Currently the Cargo
release profile compiles with
-C opt-level=3 by default. Should this be changed to
rustc and Clang both use
-O2 as the “default” optimization level (the one you get if you just pass the
-O flag). If I understand correctly, rustc’s optimization levels are approximately equivalent to Clang’s (i.e., they enable/disable most of the same LLVM passes). According to the Clang developers, Clang’s
-O3 flags roughly correspond to these goals:
-O2: optimized build, but should not explode in code size nor consume all resources while compiling
-O3: throw everything and hope it sticks
In many benchmarks,
clang -O2 generates code that is as fast or faster than
I did some brief tests of a couple of crates (
quickersort) with opt-level set to both 2 and 3 in the release and bench profiles, while keeping all other options unchanged. My results for these two crates showed that
opt-level=2 reduced build time slightly (1–3%), used about same amount of memory at build time (within 1%), and generated code that is about the same size. The
opt-level=2 build was a few percent faster on several of the crates’ benchmarks, about the same speed on several more, and a few percent slower on some benchmarks.
I also recently tested the effects of opt-level=2 versus 3 on code size for Servo’s “stylo” library. In that case,
opt-level=3 produced code that was about 6.5% larger than
opt-level=2, but I don’t currently have performance measurements for the generated code.

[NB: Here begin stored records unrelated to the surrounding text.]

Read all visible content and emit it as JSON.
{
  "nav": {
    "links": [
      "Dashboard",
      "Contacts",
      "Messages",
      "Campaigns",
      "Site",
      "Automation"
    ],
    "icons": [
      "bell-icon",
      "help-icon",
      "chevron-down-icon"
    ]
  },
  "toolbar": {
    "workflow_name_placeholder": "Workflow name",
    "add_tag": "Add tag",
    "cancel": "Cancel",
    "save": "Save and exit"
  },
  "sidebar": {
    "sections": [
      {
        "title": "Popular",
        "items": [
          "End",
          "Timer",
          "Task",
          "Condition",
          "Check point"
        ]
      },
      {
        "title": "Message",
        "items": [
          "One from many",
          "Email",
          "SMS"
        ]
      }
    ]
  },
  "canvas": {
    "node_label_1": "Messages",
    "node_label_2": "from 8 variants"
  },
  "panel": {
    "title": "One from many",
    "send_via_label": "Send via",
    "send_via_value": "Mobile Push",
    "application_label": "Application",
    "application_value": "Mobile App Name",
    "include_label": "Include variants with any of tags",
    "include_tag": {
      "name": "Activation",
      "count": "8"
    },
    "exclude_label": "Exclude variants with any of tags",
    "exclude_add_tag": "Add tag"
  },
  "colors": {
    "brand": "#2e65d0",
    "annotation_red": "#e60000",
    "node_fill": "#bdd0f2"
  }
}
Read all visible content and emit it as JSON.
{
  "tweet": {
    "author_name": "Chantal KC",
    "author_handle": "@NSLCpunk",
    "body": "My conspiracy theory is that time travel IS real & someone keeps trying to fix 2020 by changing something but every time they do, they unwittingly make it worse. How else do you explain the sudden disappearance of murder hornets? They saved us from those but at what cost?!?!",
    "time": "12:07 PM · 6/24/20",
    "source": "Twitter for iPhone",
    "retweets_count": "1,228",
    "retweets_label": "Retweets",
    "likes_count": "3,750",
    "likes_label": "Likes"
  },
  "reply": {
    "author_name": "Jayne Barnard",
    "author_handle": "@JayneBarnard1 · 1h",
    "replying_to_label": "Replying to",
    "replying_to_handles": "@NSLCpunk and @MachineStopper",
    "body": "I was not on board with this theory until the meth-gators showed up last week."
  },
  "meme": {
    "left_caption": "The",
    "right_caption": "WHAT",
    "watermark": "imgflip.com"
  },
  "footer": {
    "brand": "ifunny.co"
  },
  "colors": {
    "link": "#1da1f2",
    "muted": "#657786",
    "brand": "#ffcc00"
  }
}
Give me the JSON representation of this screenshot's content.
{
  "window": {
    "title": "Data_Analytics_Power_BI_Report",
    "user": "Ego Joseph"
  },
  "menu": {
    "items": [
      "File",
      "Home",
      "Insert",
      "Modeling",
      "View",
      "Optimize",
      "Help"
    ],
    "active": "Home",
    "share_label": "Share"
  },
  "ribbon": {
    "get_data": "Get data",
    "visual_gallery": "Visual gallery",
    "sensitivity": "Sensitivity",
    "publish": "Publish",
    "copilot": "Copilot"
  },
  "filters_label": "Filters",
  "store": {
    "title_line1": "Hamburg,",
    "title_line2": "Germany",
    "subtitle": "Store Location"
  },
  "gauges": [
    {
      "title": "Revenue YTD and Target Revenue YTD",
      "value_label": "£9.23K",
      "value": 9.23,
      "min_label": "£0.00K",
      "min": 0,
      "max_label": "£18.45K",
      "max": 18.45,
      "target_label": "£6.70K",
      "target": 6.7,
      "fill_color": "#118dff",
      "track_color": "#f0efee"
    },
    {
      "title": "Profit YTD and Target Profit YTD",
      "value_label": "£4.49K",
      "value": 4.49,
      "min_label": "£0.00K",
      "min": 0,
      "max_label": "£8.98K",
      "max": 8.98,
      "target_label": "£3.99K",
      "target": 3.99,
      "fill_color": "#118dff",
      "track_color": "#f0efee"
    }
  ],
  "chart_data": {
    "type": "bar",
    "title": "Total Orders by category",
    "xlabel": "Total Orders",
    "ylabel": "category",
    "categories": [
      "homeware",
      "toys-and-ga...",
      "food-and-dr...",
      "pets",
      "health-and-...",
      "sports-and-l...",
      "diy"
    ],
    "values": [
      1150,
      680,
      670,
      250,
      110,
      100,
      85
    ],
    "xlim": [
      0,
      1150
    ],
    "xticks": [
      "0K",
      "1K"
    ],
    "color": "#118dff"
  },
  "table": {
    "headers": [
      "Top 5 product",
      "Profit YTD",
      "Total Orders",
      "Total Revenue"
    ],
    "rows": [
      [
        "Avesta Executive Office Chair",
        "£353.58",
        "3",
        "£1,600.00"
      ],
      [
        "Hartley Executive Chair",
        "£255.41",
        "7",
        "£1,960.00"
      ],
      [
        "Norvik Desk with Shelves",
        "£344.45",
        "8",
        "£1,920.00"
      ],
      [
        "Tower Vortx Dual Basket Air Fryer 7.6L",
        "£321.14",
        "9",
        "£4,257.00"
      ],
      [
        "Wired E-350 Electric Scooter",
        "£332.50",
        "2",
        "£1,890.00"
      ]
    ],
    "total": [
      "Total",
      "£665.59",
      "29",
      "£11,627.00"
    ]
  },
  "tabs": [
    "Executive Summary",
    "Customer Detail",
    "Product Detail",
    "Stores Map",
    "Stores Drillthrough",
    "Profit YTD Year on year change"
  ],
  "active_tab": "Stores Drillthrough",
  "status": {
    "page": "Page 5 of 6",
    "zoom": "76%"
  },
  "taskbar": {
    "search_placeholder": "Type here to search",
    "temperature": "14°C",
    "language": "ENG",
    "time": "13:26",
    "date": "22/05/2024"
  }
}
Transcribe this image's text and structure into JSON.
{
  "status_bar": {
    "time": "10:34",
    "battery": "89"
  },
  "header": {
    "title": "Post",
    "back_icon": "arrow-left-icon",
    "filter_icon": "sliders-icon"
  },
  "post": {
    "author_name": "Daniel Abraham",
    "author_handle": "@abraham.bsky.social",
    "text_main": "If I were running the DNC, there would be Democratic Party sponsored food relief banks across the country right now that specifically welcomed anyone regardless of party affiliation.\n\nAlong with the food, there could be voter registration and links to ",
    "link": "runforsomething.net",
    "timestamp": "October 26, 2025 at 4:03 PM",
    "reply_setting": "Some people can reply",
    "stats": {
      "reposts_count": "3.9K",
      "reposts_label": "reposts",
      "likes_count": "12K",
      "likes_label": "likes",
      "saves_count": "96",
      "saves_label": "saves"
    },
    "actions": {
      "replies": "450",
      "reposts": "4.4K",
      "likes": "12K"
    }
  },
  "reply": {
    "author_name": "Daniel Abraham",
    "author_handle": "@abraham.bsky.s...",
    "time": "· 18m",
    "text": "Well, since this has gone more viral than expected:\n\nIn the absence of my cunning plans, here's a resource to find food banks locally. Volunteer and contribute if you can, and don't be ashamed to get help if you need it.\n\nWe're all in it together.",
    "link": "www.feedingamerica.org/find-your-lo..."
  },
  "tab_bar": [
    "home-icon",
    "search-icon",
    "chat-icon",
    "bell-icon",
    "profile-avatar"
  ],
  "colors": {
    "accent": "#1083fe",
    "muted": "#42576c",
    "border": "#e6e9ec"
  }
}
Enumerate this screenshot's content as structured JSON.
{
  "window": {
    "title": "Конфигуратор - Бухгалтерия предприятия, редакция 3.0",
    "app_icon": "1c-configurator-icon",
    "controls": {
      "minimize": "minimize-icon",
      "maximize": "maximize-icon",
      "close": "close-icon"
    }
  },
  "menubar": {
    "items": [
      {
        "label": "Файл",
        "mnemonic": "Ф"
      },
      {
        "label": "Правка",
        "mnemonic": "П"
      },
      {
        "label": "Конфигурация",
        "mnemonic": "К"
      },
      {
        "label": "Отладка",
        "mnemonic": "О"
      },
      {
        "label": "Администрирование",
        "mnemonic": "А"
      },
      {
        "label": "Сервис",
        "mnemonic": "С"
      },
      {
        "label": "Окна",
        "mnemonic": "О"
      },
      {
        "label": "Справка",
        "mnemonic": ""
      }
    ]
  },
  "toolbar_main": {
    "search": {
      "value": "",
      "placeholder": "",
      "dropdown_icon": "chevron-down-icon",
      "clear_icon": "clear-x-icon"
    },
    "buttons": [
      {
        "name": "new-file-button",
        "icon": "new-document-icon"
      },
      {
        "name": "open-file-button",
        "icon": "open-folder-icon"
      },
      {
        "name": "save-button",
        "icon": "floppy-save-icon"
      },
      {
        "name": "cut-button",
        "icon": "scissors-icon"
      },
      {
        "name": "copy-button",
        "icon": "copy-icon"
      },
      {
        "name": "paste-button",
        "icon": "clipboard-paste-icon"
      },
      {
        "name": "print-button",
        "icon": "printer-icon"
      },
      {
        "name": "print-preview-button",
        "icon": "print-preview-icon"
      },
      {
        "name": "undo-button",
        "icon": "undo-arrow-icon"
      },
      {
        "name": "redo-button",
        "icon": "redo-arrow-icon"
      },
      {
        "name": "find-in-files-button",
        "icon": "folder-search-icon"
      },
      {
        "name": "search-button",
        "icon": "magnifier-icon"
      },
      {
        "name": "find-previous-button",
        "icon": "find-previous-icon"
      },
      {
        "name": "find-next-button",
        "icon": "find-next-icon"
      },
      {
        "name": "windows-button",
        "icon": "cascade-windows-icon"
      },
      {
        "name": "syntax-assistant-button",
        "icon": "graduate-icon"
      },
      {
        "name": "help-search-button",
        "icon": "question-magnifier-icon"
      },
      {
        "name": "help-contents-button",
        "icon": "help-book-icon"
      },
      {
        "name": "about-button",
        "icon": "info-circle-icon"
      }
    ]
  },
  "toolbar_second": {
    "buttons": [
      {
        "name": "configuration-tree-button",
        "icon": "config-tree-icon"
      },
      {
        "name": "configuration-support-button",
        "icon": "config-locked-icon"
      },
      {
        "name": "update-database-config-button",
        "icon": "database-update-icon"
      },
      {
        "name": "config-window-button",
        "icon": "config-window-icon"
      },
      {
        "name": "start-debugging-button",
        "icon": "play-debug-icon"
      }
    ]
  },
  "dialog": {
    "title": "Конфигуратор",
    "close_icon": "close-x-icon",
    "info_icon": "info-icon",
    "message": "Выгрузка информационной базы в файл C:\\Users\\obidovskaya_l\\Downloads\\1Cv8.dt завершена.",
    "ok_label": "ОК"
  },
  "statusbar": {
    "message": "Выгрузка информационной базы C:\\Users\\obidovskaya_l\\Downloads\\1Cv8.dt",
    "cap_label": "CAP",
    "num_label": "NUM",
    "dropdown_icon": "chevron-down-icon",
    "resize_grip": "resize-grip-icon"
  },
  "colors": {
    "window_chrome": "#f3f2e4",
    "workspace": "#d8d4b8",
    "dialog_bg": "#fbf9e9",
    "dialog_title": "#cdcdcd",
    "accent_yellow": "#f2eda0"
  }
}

I can continue gathering data on other crates, but first I’m curious if anyone has good arguments or data for or against changing the default opt-level.